Similarly, Lupe and Anderton have demonstrated a much higher incidence of fire in coastal pine stands in Northern Michigan than in interior stands during the 18th, 19th, and early 20th century. The fire intervals in the interior stands seem to correspond with naturally occurring fire regimes, whereas the coastal pattern is interpreted to reflect Native American land use practices, possibly burning associated with the maintenance of berry patches near settlements. Native American tribes in the Eastern UP practiced such burning until stopped by the USDA Forest Service in the 1930’s as part of wild land fire suppression programs.
Andrew Blackbird, his childhood recollections of Cross Village in the 1830’s appears to reflect such a fire altered culturally modified landscape.

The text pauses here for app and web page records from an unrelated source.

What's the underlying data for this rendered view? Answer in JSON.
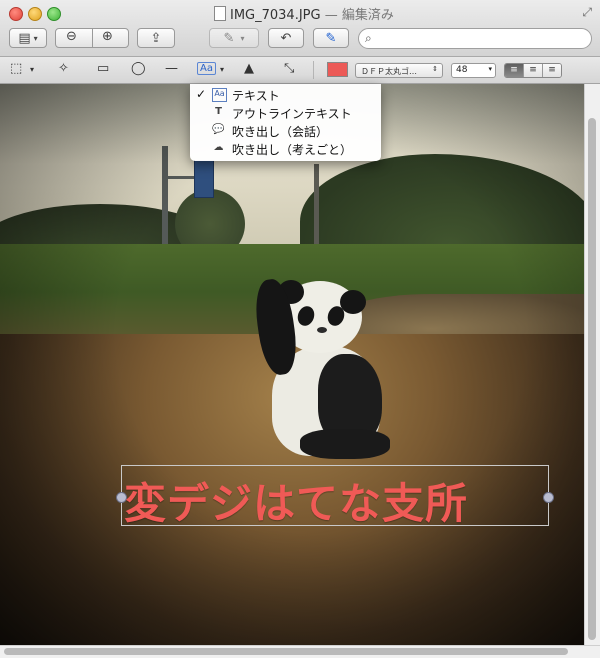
{
  "window": {
    "filename": "IMG_7034.JPG",
    "separator": " — ",
    "status": "編集済み"
  },
  "toolbar": {
    "sidebar_icon": "sidebar-icon",
    "zoom_out_icon": "zoom-out-icon",
    "zoom_in_icon": "zoom-in-icon",
    "share_icon": "share-icon",
    "highlight_icon": "highlight-icon",
    "rotate_icon": "rotate-icon",
    "markup_icon": "markup-pen-icon",
    "search_placeholder": ""
  },
  "markup": {
    "font_name": "ＤＦＰ太丸ゴ…",
    "font_size": "48",
    "align_left": "≡",
    "align_center": "≡",
    "align_right": "≡",
    "text_color": "#ec5a57"
  },
  "menu": {
    "items": [
      {
        "label": "テキスト",
        "checked": true,
        "icon": "text-box-icon"
      },
      {
        "label": "アウトラインテキスト",
        "checked": false,
        "icon": "outline-text-icon"
      },
      {
        "label": "吹き出し（会話）",
        "checked": false,
        "icon": "speech-bubble-icon"
      },
      {
        "label": "吹き出し（考えごと）",
        "checked": false,
        "icon": "thought-bubble-icon"
      }
    ]
  },
  "annotation": {
    "text": "変デジはてな支所",
    "color": "#f05a56"
  }
}
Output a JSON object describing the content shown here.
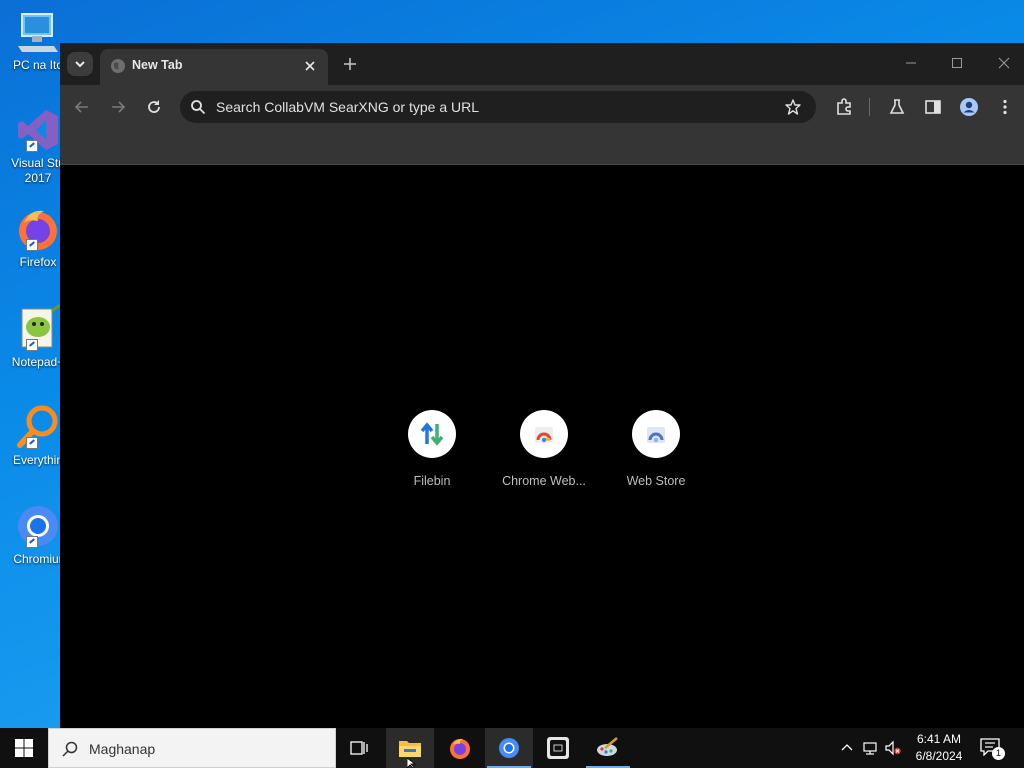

Technical problems … So I’ll go ahead and read the quote while the technical problem is being addressed … But this points out similar things to what Anderton and Lupe study have shown, and some other things. The environment that he is seeing is very much a fire influenced environment.
Recent studies of Anishinabe traditional landscape management practices in Ontario show that fire was and is used for a variety of purposes. Fire is used to clear undergrowth for gardens, to facilitate vegetation growth, such as berries and other resources like birch bark, and for habitat improvement for wild game. Importantly, fire is seen by these people as beings which possess agency and who intentionally create order in the landscape. The evidence outlined above shows that Native Americans in the Upper Great Lakes region were actively modifying the landscape throughout the Post-European contact period, or after AD 1600.
Likewise, the evidence from Grand Island and the Juntunen site make a strong case for similar practices in the late Woodland period. The culturally modified landscapes described in this paper were created by late Woodland people as a result of their dynamic settlement and subsistence practices. The best fishing locations were situated in Great Lakes coastal settings and were less spatially constrained. These archeological sites were occupied over long periods of times and can be characterized as persistent places. The long-term and diverse occupations at these sites created anthropogenic landscapes which became more desirable as research procurement locales over time.
These were also cultural normative landscapes such as those described by Andrew Blackbird and Whitehead Moose in the quotes before. They also provide a good example of the type of Maritime Cultural Landscape tied into the inland shore fishery that might be coming up in a place like Northern Michigan. So thank you very much and I hope the rest of the papers are as exciting as the ones I’ve already seen.